  • Speaking of conference rankings in pass defense, the Dawgs will play three of the bottom five - Vanderbilt, Tennessee and Auburn. (The other two of that group by the way is Georgia and Alabama. Food for thought.)
  • Unless you believe in Vad Lee's stats against the likes of Elon and Duke, Mettenberger is the most efficient and productive passer on our schedule. But he too, to a lesser extent, is a product of some cupcake crumbs. His passer rating against TCU in the opener - 126.2.
  • Driskel is just gonna do Driskel things y'all.
  • Overall, the most experienced and dangerous quarterbacks appear to be behind us.
And just for the sake of comparison:

Aaron Murray - 71.2  /  632  / 4  /  1  /  194.77

Monday, September 16, 2013

Help wanted - defensive identity

The team has reconvened in Athens after getting some rest and relaxation. This week begins the next step in the season; the next rung in the ladder. And it starts with North Texas on Saturday.

One thing we hope this bye week before a cupcake provides is a step toward finding an identity on defense. The goal line stand against the gamecocks was huge and should be a shot in the arm. But as we watch this young unit grow up it'll be important for them to develop some proficiency on which they can hang their hat. Richt alluded to just that last night.
Much of the focus for Georgia this week will be on defense, which has yielded 68 points 921 yards, albeit to two tough foes.
“We’ve got to become better tacklers; we’ve got to communicate better in the back end, get more pressure on the quarterback,” Richt said. “There’s just a lot of things that we’ve gotta get better at defensively.”
I think this puts some more pressure on Jordan Jenkins. In two games thus far he has nine tackles, two for a loss and one quarterback hurry. Much was made about him replacing Jarvis Jones in the off season at the much heralded weak side outside linebacker spot. Recording five sacks in spot duty of 14 games last season eased a lot of minds regarding a defense that lost all but one starter, especially Jarvis who tallied 14.5 sacks.

But is it all about sacking the quarterback? Grantham's scheme is built on pressure and creating mistakes. When it works, it's a beautiful thing to behold. It stands to reason we are deeper and more talented on defense than last year. So the question becomes when...when will it all click and we see the quarterbacks under duress, the running backs stuffed behind the line and the tipped passes?

It's something that Grantham himself was asking in the wake of the Clemson loss. While everyone grumbled about the missed tackles and the rushing yards given up, Georgia's defensive coordinator was more concerned with the -1 turnover margin.

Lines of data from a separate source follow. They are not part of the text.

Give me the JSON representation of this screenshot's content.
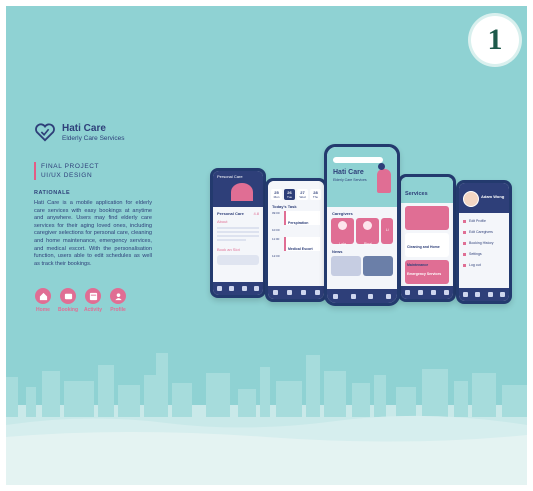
{
  "badge": {
    "number": "1"
  },
  "brand": {
    "name": "Hati Care",
    "tagline": "Elderly Care Services"
  },
  "project": {
    "line1": "FINAL PROJECT",
    "line2": "UI/UX DESIGN"
  },
  "rationale": {
    "heading": "RATIONALE",
    "text": "Hati Care is a mobile application for elderly care services with easy bookings at anytime and anywhere. Users may find elderly care services for their aging loved ones, including caregiver selections for personal care, cleaning and home maintenance, emergency services, and medical escort. With the personalisation function, users able to edit schedules as well as track their bookings."
  },
  "nav": [
    {
      "label": "Home",
      "icon": "home-icon"
    },
    {
      "label": "Booking",
      "icon": "booking-icon"
    },
    {
      "label": "Activity",
      "icon": "activity-icon"
    },
    {
      "label": "Profile",
      "icon": "profile-icon"
    }
  ],
  "phones": {
    "personal": {
      "header": "Personal Care",
      "title": "Personal Care",
      "rating": "4.8",
      "section": "About",
      "section2": "Book an Slot"
    },
    "schedule": {
      "days": [
        {
          "num": "25",
          "d": "Mon"
        },
        {
          "num": "26",
          "d": "Tue"
        },
        {
          "num": "27",
          "d": "Wed"
        },
        {
          "num": "28",
          "d": "Thu"
        }
      ],
      "title": "Today's Task",
      "tasks": [
        {
          "time": "09:00",
          "name": "Perspiration"
        },
        {
          "time": "10:00",
          "name": ""
        },
        {
          "time": "11:00",
          "name": "Medical Escort"
        },
        {
          "time": "12:00",
          "name": ""
        }
      ]
    },
    "home": {
      "title": "Hati Care",
      "subtitle": "Elderly Care Services",
      "categories": "Caregivers",
      "news": "News",
      "names": [
        "Lola",
        "Rinai",
        "Li"
      ]
    },
    "services": {
      "title": "Services",
      "card1": "Cleaning and Home Maintenance",
      "card2": "Emergency Services"
    },
    "profile": {
      "name": "Adam Wong",
      "items": [
        "Edit Profile",
        "Edit Caregivers",
        "Booking History",
        "Settings",
        "Log out"
      ]
    }
  },
  "colors": {
    "background": "#8fd2d3",
    "navy": "#2e3f79",
    "pink": "#e06e94"
  }
}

And I agree, as that is the fuel for Grantham's defense. We saw it on grand display in Jacksonville last November. It's been one of the biggest and most pleasant surprises with the changeover in the defensive staff the last few seasons.

But on Saturday I'd take stopping the run with some Junkyard Dawg authority. That'd be a great start towards identifying this defense as one making positive strides.

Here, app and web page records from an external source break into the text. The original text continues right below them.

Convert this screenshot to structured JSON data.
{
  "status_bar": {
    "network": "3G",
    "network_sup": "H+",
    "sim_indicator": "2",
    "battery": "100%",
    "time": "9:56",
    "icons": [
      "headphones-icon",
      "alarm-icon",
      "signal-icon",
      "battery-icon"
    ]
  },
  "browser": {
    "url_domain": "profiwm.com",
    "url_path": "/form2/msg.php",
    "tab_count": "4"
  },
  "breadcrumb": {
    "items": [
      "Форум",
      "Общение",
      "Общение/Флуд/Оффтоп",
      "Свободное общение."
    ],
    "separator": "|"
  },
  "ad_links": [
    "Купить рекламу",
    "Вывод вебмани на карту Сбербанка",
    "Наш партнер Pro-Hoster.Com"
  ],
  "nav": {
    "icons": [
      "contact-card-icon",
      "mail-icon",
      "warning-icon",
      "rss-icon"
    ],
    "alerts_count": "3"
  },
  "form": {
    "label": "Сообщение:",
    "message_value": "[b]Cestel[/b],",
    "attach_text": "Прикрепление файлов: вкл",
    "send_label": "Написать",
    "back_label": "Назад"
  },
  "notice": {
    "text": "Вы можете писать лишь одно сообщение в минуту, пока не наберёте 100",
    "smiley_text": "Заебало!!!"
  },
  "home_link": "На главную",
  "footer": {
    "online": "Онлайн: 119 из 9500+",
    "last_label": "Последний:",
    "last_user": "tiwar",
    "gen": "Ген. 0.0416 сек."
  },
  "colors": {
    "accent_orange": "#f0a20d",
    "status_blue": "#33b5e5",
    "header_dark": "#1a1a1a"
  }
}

Coach Richt digs the Zips' timing

Didn't take long for Coach to give a nod to Michigan's lapse Saturday in his Sunday teleconference.

No doubt the team will hear plenty of this during the week...with maybe some 2003 UAB thrown in for good measure.